• Task: Copies of all lines that contain "forward" are needed; take them from the data below.

• Records provided:
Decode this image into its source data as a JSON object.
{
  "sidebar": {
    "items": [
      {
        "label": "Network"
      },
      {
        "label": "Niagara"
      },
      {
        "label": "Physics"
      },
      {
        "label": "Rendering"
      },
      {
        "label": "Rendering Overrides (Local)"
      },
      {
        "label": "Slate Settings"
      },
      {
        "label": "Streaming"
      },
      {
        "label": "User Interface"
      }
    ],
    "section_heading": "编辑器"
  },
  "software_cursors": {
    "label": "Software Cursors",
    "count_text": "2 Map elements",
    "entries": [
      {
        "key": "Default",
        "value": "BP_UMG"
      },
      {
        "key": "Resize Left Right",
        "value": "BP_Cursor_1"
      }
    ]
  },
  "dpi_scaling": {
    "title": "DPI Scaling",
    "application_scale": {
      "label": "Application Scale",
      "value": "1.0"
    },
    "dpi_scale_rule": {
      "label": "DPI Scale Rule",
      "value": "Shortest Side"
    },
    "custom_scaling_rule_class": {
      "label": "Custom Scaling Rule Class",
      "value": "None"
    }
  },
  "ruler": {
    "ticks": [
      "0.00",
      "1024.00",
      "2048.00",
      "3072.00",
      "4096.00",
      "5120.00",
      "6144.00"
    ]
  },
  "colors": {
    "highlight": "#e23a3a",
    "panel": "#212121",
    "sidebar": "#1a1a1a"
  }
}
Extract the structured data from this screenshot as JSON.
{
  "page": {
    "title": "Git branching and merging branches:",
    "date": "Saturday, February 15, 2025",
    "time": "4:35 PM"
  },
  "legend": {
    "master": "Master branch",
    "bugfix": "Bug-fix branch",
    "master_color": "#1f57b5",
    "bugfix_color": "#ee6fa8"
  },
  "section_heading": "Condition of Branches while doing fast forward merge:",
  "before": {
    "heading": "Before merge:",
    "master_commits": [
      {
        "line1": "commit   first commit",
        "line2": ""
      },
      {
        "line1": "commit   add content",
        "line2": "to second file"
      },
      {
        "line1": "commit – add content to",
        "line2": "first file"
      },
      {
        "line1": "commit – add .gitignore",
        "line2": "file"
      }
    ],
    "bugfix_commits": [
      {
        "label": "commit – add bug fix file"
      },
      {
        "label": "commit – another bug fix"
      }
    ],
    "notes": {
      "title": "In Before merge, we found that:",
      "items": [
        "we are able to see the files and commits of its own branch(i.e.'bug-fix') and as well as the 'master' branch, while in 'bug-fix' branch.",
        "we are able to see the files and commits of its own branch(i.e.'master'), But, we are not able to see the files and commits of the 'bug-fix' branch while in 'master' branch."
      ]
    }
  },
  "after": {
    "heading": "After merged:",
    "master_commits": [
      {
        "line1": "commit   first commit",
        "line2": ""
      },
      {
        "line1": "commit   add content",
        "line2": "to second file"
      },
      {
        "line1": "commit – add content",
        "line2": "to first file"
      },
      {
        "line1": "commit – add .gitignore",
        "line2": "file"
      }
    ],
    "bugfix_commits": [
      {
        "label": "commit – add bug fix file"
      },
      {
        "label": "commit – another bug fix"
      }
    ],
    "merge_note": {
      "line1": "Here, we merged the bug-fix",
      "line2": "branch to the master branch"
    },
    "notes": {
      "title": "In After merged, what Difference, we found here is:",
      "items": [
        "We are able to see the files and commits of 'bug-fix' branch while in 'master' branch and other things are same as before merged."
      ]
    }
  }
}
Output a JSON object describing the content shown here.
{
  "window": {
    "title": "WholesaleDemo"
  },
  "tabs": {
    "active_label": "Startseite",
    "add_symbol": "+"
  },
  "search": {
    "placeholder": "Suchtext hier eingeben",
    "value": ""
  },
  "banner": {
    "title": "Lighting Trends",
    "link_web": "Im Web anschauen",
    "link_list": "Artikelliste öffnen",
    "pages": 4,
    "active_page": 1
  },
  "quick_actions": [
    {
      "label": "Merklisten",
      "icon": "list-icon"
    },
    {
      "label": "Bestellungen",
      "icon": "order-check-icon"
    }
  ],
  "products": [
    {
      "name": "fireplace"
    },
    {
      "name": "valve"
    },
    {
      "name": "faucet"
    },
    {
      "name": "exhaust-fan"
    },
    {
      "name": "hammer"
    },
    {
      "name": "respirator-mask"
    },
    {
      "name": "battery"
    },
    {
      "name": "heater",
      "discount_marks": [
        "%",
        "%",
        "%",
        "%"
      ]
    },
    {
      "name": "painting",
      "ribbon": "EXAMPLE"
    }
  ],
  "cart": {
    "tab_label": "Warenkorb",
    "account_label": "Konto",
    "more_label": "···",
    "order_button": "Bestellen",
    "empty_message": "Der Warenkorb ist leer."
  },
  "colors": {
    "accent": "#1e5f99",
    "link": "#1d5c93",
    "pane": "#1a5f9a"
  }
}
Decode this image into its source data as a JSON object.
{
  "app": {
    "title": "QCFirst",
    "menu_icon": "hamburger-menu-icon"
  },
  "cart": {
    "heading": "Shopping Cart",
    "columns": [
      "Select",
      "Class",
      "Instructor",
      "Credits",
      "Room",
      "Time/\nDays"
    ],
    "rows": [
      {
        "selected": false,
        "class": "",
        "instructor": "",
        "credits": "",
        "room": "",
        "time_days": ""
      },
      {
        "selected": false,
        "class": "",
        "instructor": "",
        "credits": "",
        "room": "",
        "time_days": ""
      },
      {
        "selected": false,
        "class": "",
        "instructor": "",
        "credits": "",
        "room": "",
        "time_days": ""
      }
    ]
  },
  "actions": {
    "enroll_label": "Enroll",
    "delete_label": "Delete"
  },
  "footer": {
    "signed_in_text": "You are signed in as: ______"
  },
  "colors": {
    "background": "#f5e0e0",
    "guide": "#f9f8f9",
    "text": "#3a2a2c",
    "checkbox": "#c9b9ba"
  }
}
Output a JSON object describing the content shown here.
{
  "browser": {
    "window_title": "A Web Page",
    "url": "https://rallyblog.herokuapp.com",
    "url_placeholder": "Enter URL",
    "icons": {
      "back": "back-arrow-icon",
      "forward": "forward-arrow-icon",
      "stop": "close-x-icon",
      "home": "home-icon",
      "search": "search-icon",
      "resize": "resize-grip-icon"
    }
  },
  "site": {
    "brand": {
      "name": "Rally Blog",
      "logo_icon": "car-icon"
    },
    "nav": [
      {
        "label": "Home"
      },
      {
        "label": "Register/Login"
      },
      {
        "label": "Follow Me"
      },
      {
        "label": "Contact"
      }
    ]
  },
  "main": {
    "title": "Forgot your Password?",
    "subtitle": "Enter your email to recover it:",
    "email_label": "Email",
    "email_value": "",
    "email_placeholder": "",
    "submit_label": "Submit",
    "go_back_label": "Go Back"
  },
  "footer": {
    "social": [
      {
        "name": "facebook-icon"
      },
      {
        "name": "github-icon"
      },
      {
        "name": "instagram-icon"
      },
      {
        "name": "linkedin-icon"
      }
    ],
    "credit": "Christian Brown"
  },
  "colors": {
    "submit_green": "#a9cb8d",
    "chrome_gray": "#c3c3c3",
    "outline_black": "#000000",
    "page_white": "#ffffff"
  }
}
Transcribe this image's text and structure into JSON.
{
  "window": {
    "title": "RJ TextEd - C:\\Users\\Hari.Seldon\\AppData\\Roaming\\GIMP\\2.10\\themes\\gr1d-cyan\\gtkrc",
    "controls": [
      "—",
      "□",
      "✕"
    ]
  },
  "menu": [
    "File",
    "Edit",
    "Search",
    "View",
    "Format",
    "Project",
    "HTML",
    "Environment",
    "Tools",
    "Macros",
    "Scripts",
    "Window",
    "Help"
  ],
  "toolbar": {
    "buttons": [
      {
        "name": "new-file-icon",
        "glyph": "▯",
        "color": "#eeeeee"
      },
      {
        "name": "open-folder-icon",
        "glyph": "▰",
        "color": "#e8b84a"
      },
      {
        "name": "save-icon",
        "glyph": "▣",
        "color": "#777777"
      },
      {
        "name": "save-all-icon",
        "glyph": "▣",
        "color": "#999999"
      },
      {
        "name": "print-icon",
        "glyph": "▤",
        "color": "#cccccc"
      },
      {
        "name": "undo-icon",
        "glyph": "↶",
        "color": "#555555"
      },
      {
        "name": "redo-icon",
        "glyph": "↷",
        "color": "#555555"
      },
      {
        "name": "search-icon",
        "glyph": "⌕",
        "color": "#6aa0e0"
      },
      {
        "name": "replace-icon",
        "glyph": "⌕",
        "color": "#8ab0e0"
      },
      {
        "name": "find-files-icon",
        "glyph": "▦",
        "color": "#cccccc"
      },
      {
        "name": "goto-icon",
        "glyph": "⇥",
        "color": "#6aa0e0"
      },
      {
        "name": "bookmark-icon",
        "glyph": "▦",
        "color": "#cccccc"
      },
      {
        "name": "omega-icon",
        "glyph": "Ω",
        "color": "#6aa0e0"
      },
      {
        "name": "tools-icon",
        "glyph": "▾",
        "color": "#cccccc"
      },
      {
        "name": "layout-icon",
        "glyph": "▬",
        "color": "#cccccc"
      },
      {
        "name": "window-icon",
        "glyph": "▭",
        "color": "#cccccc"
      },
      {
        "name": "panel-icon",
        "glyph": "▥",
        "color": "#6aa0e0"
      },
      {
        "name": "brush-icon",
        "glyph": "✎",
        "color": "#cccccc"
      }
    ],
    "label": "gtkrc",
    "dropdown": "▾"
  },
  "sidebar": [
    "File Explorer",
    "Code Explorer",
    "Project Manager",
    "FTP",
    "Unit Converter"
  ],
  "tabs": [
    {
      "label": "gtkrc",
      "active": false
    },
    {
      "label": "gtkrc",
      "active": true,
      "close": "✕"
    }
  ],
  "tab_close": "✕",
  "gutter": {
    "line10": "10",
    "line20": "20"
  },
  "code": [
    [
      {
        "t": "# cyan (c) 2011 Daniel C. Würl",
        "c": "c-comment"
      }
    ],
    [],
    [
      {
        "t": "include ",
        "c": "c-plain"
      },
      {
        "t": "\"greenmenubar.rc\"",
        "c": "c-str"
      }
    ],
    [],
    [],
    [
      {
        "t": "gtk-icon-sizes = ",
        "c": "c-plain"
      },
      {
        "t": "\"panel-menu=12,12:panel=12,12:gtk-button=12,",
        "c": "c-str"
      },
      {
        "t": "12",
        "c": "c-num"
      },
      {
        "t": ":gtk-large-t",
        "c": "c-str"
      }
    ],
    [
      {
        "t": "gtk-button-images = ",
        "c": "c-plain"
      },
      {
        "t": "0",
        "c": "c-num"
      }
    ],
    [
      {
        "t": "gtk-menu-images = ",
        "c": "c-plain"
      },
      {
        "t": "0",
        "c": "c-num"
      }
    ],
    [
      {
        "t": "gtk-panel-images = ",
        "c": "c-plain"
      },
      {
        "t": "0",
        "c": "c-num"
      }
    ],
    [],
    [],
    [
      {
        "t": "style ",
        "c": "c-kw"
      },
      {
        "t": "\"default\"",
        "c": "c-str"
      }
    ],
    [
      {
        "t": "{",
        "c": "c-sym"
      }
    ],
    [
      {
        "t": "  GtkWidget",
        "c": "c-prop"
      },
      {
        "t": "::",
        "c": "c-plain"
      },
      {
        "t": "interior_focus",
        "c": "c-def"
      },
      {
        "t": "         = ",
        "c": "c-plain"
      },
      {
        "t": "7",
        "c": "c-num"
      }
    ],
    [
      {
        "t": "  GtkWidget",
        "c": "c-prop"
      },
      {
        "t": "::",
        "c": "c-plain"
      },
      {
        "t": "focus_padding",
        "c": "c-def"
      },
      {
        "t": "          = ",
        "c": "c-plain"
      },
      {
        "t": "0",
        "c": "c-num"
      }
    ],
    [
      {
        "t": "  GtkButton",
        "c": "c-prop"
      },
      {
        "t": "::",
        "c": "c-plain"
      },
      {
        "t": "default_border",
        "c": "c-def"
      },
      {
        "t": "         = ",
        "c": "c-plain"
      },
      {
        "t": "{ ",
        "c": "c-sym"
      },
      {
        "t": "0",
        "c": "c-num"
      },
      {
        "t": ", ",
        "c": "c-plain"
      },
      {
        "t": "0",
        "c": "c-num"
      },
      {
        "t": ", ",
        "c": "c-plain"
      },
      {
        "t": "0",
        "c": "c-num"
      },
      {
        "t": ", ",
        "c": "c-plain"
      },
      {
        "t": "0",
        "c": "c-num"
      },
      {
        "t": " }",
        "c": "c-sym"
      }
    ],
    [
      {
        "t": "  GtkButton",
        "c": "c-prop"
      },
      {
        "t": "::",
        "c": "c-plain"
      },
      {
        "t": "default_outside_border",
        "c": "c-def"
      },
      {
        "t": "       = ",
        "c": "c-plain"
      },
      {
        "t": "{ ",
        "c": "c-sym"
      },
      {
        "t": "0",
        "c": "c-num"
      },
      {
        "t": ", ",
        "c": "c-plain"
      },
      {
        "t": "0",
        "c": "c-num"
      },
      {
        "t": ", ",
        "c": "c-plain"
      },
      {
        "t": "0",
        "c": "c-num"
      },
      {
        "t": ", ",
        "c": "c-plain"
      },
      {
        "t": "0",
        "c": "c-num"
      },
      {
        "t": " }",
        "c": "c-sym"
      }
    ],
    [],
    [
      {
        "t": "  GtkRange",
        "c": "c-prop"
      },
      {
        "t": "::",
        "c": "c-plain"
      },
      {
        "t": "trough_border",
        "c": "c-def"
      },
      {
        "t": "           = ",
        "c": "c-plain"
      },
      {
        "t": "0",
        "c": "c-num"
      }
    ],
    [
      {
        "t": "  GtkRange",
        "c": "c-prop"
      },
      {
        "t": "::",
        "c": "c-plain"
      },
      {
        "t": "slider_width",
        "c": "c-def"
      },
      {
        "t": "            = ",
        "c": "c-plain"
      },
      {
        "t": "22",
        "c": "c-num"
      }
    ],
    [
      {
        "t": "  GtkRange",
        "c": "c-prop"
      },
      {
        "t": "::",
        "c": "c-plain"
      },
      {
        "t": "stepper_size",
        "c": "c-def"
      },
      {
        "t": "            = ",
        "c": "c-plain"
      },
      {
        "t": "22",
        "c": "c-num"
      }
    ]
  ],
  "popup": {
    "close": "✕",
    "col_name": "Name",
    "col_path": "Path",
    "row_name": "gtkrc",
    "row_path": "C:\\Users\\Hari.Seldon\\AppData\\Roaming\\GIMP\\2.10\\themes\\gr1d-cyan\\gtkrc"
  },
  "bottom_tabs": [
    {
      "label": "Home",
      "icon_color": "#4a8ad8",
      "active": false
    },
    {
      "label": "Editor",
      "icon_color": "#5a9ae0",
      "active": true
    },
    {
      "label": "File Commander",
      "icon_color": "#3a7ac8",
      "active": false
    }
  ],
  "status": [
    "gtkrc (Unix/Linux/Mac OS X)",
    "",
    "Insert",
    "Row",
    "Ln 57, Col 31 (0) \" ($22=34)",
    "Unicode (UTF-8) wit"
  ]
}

• Answer section:
  "section_heading": "Condition of Branches while doing fast forward merge:",
      "forward": "forward-arrow-icon",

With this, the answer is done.